The Kansas City Jazz Orchestra aims to help young musicians make a cool genre hot again
Jazz and Kansas City have been linked for more than half a century, but some say the art form has lost its luster over time — especially with young listeners. That’s why the Kansas City Jazz Orchestra embraces education and performance to raise the next generation of musicians.
On a small, dimly lit stage at one of Kansas City’s oldest live jazz venues, the songwriter, producer and jazz vocalist Lee Langston serenades a packed house.
Fans and aspiring artists have flocked to The Phoenix every Friday night for more than two decades. There, Langston envelops them in sultry covers of funk, pop, R&B and jazz hits on the first floor of the old hotel in the former garment district.
Langston says he’s remained a mainstay on the local jazz scene because of his willingness to guide the next generation of musicians.
“I made sure I was providing a platform for other musicians, singers, or spoken word artists,” he says, “giving them a place where they can come and hone their craft, you know, every single week.”

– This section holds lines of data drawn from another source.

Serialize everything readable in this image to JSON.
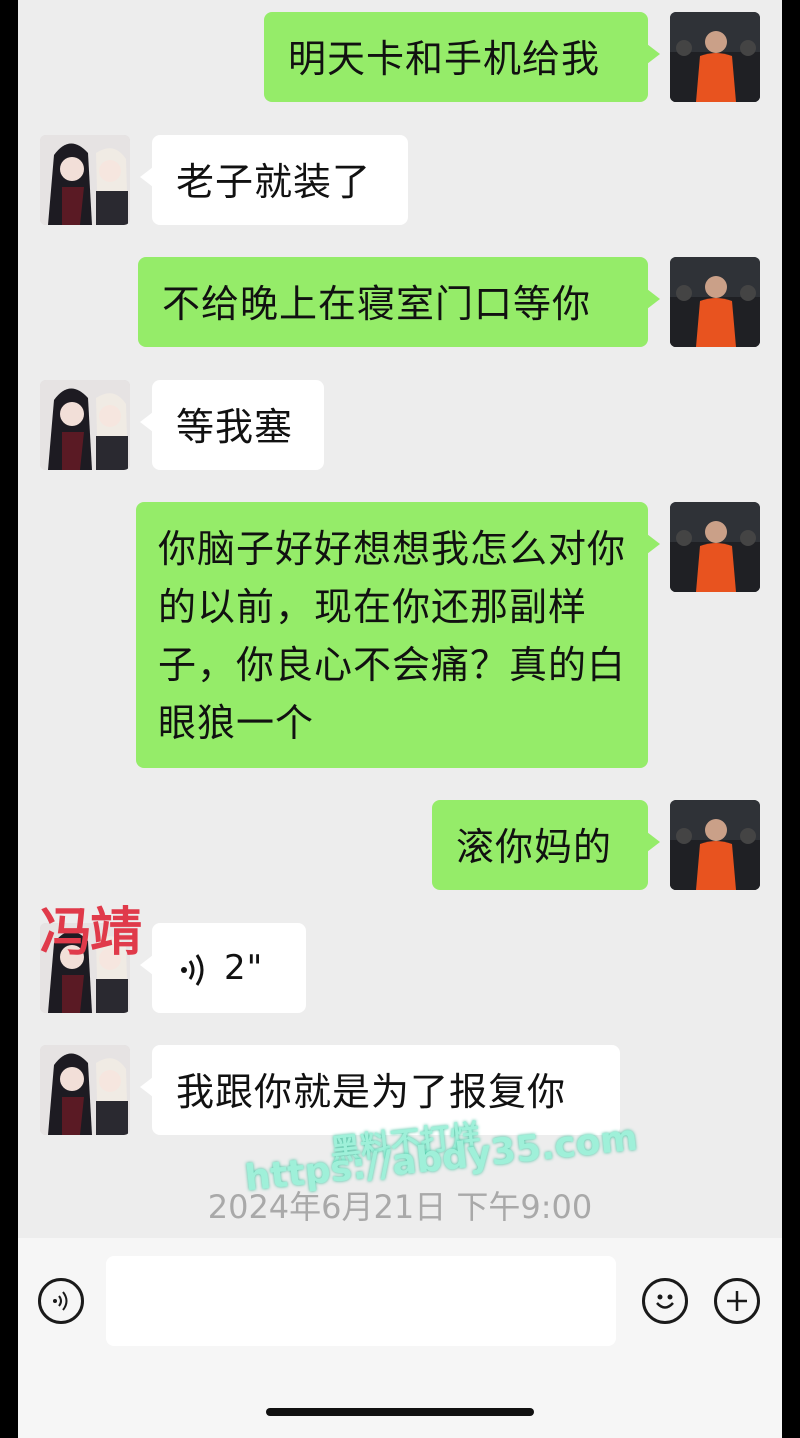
{
  "messages": [
    {
      "side": "me",
      "text": "明天卡和手机给我"
    },
    {
      "side": "other",
      "text": "老子就装了"
    },
    {
      "side": "me",
      "text": "不给晚上在寝室门口等你"
    },
    {
      "side": "other",
      "text": "等我塞"
    },
    {
      "side": "me",
      "text": "你脑子好好想想我怎么对你的以前，现在你还那副样子，你良心不会痛？真的白眼狼一个"
    },
    {
      "side": "me",
      "text": "滚你妈的"
    },
    {
      "side": "other",
      "type": "voice",
      "duration": "2\""
    },
    {
      "side": "other",
      "text": "我跟你就是为了报复你"
    }
  ],
  "overlay_name": "冯靖",
  "watermark": {
    "line1": "黑料不打烊",
    "line2": "https://abdy35.com"
  },
  "timestamp": "2024年6月21日 下午9:00",
  "input_bar": {
    "voice_icon": "voice-icon",
    "emoji_icon": "emoji-icon",
    "add_icon": "plus-icon"
  },
  "colors": {
    "my_bubble": "#95ec69",
    "other_bubble": "#ffffff",
    "background": "#ededed"
  }
}
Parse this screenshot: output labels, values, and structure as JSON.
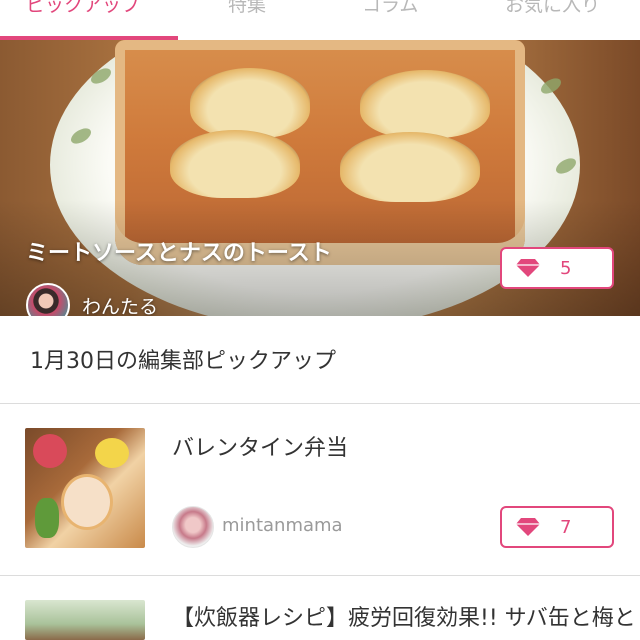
{
  "tabs": [
    {
      "label": "ピックアップ",
      "active": true
    },
    {
      "label": "特集",
      "active": false
    },
    {
      "label": "コラム",
      "active": false
    },
    {
      "label": "お気に入り",
      "active": false
    }
  ],
  "hero": {
    "title": "ミートソースとナスのトースト",
    "author": "わんたる",
    "like_count": "5"
  },
  "section": {
    "title": "1月30日の編集部ピックアップ"
  },
  "items": [
    {
      "title": "バレンタイン弁当",
      "author": "mintanmama",
      "like_count": "7"
    },
    {
      "title": "【炊飯器レシピ】疲労回復効果!! サバ缶と梅と"
    }
  ],
  "colors": {
    "accent": "#e2477c",
    "divider": "#dcdcdc",
    "inactive_tab": "#b8b8b8"
  },
  "icons": {
    "like": "gem-icon"
  }
}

That commitment means Langston sometimes gets to share the stage with musicians he says he’s “poured into since they were babies.”
“Now they're coming in the door and performing on the same nights,” Langston says.
Langston has reaped the benefits of being a jazz artist from, and in, Kansas City. But many others didn’t gain prominence until they left town, and some gained global fame faster than they could closer to home. That includes luminaries likeHermon Mehari, Logan Richardson and Oleta Adams.
“Eric Lynn who is (another) artist from here that has moved away,” Langston says. “When they wrote some things about him a few years back, it brought me joy to see him say … there are people like Lee Langston who have paved the way.”
That pattern of leaving the area, or making it big elsewhere instead, is why Langston and others are now teaming up with the Kansas City Jazz Orchestra. In an effort to help raise the next generation of musicians, the ensemble hosts masterclass programs, quarterly workshops and other clinics.
A concert on Friday called The Future is part of that effort. It will pair Langston with the orchestra’s 18-piece big band and give students from Kansas City Kansas Community College and Soundwave Academy a chance to perform alongside the professionals.
“Kansas City and jazz, you know what I mean?” says Langston. “To say that you're out of Kansas City and even say the word ‘jazz,’ people get it immediately — and if they don't get it, they need to sit down and do a little bit of research.”
Taking jazz to the cafeteria
Jazz Orchestra Executive Director Lea Petrie is one of the architects of the concert and many of the organization's education efforts.
Her inspiration for one such program comes from a childhood memory at Boone Elementary, when Kansas City jazz legend Sonny Kenner came to play for an assembly.
“I was probably 7, 8, I think, and I thought it was the coolest thing,” Petrie says. “Funny thing is that it never left me.”
Thirty years later, Petrie updated that idea for a pilot program called Jazz Café.
“We send a trio out, they play during the lunch period, and it's generally no cost to the schools. The kids just enjoyed it and the teachers said that they really had a better afternoon after that,” she says.
“My goal — and I don't care if anybody knows it or if anybody imitates it — is to really focus on educating Kansas City's children about what jazz is in a fun way,” Petrie adds.
Educating the future
This weekend, some of Alyssa Bell’s students will be part of the Orchestra’s opening act in one of the city’s glitziest venues.
“It’s a really great experience,” says the co-founder of Soundwave Academy. “To be in the Kauffman Center, and get to perform with singers — which we don't get to do super often — it's just a lot of new and exciting things for the students.”
Bell’s nonprofit provides six-week sessions to teach ear training, music theory and chamber music. Since 2019, they’ve built a teenage-led ensemble of classically trained and contemporary musicians who come from all around the city.
“We have 12 string players, two saxophone players and a piano player,” she says, some of whom are getting mentored by Orchestra members.
“I’m happy to have this relationship with the Kansas City Jazz Orchestra and be able to help provide this opportunity for kids,” Bell says. “Putting these professionals on a more human level with these kids makes it easier to relate with them, and makes their dream seem like something that's more attainable.”
Bell admits not every student who goes through the nonprofit’s program will ultimately go into music, but she says that’s not the only goal.
“They're not trying to create conservatory-level musicians, necessarily,” she says. “They're just trying to help these kids get out there, get into college, and have a place that's safe, that they can use their minds.”
If just a few of those young minds can make a career out of jazz in Kansas City, the art form might have a bright future in one of its original birthplaces.